This would have been, in essence, an attempt to control the church (not just mosques) by ‘licensing’ state-approved religious leaders, with the rest banned from engaging the public sector at all – an area every Christian pastor’s ministry touches. To seek to undo the liberties of Magna Carta on the 800th anniversary of that foundational Charter is not mere idiocy, it is perverse. Thankfully there are a few speaking out against it, including many non-Christians fearing the loss of free speech. And in one amusing incident a Conservative peer told the Lords that these draconian orders might open the door to, “idiot police forces arresting a couple of ladies from the Women’s Institute and a traditionalist Church of England vicar who has said something radical - for example, that he actually believes in God.”[viii] But take heart. This isn’t the first time Christianity has come under censure, and it won’t be the last. “Counter-terrorism” measures come and go, but the kingdom of our Lord is an everlasting one, enduring to all generations (Ps. 145:13).
[i] Winston S. Churchill, Civilization in His Blood, Sweat and Tears (New York: G. P. Putnam’s Sons, 1941), 45-46.
[ii] Philip Quenby, ‘The Case For Christian Freedoms: An Historical Perspective,’ in Magna Carta Unravelled: The Case for Christian Freedoms Today (Exeter: Wilberforce Publications, 2015), 56.
[iii] Daniel Hannan, Inventing Freedom: How the English-Speaking Peoples Made the Modern World (New York: Broadside Books, 2013), 6.
[iv] “Opposing homosexuality ‘might be breaking the law,’” The Christian Institute, http://www.christian.org.uk/news/opposing-homosexuality-might-be-breaking-the-law/ accessed October 9, 2015.
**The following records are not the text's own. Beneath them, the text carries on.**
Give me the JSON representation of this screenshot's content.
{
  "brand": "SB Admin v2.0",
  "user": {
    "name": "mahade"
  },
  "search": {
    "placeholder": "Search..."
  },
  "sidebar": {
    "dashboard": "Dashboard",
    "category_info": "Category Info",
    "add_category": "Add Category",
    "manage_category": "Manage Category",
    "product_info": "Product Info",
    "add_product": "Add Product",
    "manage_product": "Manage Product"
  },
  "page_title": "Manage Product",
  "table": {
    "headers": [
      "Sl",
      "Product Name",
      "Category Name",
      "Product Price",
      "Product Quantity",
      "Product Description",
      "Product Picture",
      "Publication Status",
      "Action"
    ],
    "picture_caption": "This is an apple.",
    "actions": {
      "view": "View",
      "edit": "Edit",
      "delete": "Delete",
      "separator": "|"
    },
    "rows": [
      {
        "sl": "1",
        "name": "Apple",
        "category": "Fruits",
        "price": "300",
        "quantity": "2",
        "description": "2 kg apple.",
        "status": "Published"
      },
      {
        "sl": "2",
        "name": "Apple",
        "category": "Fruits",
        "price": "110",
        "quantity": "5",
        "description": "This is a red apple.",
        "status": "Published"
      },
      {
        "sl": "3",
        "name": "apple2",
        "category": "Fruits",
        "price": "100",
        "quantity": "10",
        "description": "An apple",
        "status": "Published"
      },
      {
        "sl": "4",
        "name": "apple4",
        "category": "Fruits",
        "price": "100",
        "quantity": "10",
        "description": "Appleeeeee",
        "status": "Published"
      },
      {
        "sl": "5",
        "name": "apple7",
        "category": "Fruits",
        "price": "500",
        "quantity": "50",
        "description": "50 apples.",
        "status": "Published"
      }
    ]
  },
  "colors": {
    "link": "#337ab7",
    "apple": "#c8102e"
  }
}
[v] Heather Bellamy, “Extremism Disruption Orders,” interview with Simon Calvert, The Christian Institute: http://www.crossrhythms.co.uk/articles/life/Extremism_Disruption_Orders/56441/p1/ accessed October 9, 2015.
[vi] Bellamy, “Extremism Disruption Orders.”
[vii] Andrew Gilligan, “Imams will have to register and face security vetting under Home Office plans,” The Telegraph, http://www.telegraph.co.uk/news/uknews/terrorism-in-the-uk/11860993/Imams-will-have-to-register-and-face-security-vetting-under-Home-Office-plans.html, accessed October 9, 2015.
[viii] John Bingham, “Cameron’s extremism orders ‘could criminalise traditional Christian teaching,’” The Telegraph, http://www.telegraph.co.uk/news/religion/11671547/Camerons-extremism-orders-could-criminalise-traditional-Christian-teaching.html, accessed October 14, 2015.